Dear Wayne and Wanda,
My wife and I make a decent living and have always been able to enjoy a relatively comfortable life — dining out without scrutinizing our budget, buying new gadgets and clothes when we want them, taking regular vacations. We have savings that modestly increase over time, but in general we live within our means and enjoy the nice things in life.
Cue COVID, and we’ve been doing our part, hunkered down — and hardly spending a dime. Our savings account has been increasing all the while. It was a positive effect of the craziness we’re all living through. I have to admit, we were both surprised by how much discretionary spending we did before, and it was pretty surprising to see how quickly these savings added up.
Now that the economy is opening up again, I’ve suggested we start adding some of our old normal activities back into our life. For example, maybe we go out to dinner once a week. Maybe she starts getting pedicures again. Maybe we could actually leave Anchorage for the weekend and stay at a cabin somewhere.
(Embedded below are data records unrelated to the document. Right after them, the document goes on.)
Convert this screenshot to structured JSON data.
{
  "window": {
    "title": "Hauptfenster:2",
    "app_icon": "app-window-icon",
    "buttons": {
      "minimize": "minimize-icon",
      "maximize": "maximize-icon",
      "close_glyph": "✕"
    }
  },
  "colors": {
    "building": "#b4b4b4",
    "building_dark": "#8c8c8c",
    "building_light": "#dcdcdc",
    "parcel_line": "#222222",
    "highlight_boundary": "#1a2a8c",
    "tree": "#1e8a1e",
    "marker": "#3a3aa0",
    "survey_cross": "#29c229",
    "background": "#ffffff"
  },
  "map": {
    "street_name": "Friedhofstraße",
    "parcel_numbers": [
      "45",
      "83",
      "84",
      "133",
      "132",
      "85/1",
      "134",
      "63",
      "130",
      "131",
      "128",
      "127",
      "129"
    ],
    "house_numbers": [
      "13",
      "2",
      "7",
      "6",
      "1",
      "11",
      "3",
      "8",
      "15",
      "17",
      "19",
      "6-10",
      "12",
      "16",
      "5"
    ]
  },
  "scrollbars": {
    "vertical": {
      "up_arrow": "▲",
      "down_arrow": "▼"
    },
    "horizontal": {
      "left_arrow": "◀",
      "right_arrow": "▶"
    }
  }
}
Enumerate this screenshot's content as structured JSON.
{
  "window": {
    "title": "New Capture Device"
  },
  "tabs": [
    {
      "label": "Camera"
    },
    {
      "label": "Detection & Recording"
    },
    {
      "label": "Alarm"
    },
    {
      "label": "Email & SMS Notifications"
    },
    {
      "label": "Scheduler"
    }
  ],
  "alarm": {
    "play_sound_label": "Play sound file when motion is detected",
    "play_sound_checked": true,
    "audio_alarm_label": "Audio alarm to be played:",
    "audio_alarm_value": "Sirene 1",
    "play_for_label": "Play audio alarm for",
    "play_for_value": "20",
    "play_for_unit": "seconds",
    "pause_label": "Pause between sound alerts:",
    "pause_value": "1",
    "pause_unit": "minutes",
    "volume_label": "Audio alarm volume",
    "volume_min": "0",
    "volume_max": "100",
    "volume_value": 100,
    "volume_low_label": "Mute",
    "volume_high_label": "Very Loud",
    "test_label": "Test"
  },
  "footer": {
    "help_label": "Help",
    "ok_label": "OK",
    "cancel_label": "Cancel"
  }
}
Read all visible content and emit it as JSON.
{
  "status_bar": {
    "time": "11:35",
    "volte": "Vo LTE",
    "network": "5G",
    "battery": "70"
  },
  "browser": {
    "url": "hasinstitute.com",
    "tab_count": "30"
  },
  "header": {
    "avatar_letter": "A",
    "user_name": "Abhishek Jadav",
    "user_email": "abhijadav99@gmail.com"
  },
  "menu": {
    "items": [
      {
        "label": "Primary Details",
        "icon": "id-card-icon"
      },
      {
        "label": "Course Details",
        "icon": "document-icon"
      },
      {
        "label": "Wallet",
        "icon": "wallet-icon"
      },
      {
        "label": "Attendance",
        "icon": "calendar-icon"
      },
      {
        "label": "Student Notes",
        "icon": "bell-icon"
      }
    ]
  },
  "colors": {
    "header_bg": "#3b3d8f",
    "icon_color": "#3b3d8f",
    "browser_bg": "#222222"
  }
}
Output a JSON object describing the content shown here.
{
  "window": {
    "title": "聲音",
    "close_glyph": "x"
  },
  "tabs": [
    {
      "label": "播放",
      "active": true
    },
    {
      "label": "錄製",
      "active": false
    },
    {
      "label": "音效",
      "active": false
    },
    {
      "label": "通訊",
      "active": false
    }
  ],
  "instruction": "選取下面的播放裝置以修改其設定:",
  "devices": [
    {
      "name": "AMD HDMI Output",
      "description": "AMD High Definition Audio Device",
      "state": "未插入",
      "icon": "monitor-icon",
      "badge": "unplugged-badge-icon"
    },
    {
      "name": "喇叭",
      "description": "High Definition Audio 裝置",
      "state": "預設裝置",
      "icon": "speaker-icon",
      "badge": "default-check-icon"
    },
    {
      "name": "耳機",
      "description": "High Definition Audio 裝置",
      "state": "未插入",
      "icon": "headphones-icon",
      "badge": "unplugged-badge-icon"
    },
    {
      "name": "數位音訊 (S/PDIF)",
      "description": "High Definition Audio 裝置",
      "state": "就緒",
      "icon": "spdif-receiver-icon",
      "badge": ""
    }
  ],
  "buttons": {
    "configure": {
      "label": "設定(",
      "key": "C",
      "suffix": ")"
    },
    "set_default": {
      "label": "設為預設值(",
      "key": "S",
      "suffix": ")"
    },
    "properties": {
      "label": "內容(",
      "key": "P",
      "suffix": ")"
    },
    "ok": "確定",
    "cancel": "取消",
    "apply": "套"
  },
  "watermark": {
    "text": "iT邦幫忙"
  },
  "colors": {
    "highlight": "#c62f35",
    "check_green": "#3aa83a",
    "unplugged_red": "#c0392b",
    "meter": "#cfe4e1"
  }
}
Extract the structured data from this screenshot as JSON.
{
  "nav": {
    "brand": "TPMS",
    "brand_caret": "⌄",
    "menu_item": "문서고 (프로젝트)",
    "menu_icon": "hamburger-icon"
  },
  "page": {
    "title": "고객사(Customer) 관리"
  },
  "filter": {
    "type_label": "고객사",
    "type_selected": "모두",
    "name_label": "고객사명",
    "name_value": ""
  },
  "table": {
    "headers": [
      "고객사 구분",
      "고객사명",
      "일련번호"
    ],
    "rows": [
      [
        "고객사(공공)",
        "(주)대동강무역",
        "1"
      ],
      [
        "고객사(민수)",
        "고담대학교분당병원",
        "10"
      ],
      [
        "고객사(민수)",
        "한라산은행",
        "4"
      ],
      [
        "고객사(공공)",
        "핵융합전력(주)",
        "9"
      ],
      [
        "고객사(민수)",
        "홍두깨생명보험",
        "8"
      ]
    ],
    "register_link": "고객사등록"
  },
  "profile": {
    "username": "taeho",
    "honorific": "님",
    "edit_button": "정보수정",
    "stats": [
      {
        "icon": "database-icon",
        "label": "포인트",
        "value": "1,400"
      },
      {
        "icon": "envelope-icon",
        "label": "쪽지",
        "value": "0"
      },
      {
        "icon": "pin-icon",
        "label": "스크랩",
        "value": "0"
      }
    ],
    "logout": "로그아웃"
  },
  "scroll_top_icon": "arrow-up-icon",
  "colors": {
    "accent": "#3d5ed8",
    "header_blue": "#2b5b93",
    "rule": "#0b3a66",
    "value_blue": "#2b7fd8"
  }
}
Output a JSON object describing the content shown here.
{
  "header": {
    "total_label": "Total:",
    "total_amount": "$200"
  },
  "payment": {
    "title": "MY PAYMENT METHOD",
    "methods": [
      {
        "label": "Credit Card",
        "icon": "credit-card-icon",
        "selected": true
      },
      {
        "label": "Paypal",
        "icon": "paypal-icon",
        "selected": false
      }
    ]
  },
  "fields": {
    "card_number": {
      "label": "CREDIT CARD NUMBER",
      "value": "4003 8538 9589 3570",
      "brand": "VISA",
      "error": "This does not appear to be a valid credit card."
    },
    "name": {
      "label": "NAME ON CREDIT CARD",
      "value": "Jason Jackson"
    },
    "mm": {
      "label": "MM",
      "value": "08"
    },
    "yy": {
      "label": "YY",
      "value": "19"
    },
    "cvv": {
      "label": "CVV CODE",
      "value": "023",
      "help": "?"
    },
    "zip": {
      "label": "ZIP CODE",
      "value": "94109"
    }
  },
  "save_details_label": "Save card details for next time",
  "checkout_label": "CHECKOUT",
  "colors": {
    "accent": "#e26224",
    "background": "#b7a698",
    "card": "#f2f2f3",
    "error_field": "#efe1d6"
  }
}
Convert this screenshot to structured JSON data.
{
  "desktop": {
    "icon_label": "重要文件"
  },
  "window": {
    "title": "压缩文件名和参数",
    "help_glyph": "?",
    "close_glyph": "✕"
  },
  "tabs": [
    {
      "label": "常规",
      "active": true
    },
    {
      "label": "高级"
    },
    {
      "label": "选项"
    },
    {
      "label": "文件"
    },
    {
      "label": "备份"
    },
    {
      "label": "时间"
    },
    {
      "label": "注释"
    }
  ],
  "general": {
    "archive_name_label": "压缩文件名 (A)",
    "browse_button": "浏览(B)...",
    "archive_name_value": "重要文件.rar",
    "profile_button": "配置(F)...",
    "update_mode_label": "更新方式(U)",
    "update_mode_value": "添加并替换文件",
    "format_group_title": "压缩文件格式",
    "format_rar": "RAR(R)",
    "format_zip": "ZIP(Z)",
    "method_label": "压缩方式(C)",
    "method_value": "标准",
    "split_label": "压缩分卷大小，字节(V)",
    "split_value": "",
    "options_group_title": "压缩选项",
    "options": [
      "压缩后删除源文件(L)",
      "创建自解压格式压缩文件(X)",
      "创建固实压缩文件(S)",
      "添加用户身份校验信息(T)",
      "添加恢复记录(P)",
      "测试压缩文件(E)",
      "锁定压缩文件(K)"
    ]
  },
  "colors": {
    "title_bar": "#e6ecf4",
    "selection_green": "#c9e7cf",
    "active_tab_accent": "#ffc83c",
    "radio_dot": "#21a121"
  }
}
Well, wife isn’t having it. She said she has realized how much money we can save when we make “smart choices” and she likes the way we’re living now just fine. She wants to focus on building our savings and limiting expenses. I don’t know how much of this is coming from her being anxious about being out in the world, or how much of it is just dollar signs and her being excited about our growing savings account. I do know that I miss our old life and want it back. What can I do?
I read recently that one must do something 50 or more times to successfully build a new habit; I also read (I read a lot) that in the time of COVID-19, we are primed to build new habits because we have so much time and blank space to reimagine how we want to live our lives. My point: While it is possible your wife is speaking strictly from a place of defensive anxiety over reentering the society stratosphere, it’s highly likely that after 50+ days of hunkering down and hoarding cash, she’s totally good with this new way of doing things.
As businesses are invited to reopen and gatherings beyond our households are once again permitted, many of us will weigh our old lives against our new routines and try and cobble together something that seems not only safe and reasonable, but also — dare I say — enjoyable. It’s only natural to look for ways to get some of our joy back after the last few months of sacrifice, uncertainty, bans and closures.
However, for everyone, this will look different and will move at a different pace. When managing through this transition time with a partner, it’s important you talk about your needs and feelings. Start by articulating yours instead of trying to guess at hers. Why do you want to get back to your old routine? Why did you like it better? What is missing in the current way of doing things? If you can explain these needs and feelings to her, she may be more inclined to compromise.
Well, it’s always a bummer when your running mate suddenly goes from baller to budgeter, big-tipper to coupon-clipper, making it rain to saving for a rainy day. And when your co-pilot is your romantic partner or spouse, that basically means that you’re committing to that seismic lifestyle shift, too.
But let’s appreciate that this pandemic has blown up everyone’s routines and we’re all just trying to get through these crazy times the best we can. Some feel most comfortable changing as little as possible: pandemic, CDC and social distancing be damned. Some flip the script (by choice, necessity or demand) from their routines and transition into their best versions of a “new normal.” Some folks, like you, are trying their best … but get the shakes just thinking about going back to their favorite corner table at their favorite restaurant with their favorite friends and their favorite meals made by their favorite kitchen crew. And some are so anxious about setting foot — and mouth and nose — back in this wild new world that they snatch and hold on tight to anything that resembles an extra level of protection from the presumed dangers lurking outside the doors.
In this case, I’m guessing your partner feels that saving money is providing a sense of security amidst an unpredictable job market, erratic economy and shaky stock market. And I’m with her — heck, anyone with a career or job they love, a 401(k) or emergency savings account, a mortgage or rent payment, and a dream of a comfy retirement or a fridge with enough food for dinner tomorrow has to be feeling some serious anxiety right now.
I understand your frustration and excitement about getting returning to some normalcy, and, well, having some freaking fun again. But really, at this point, what’s the hurry? You’ve made it this far. Will it kill you to give your wife and yourself a little extra time, a little extra money, and a little extra clarity on our world as it becomes “normal” again? You both will know when the time is right to venture out and live it up a little again. And I’m betting she’ll be just as thrilled as you for an excellent and expensive meal and a break from hunkering down.
[Because of a high volume of comments requiring moderation, we are temporarily disabling comments on many of our articles so editors can focus on the coronavirus crisis and other coverage. We invite you to write a letter to the editor or reach out directly if you’d like to communicate with us about a particular article. Thanks.]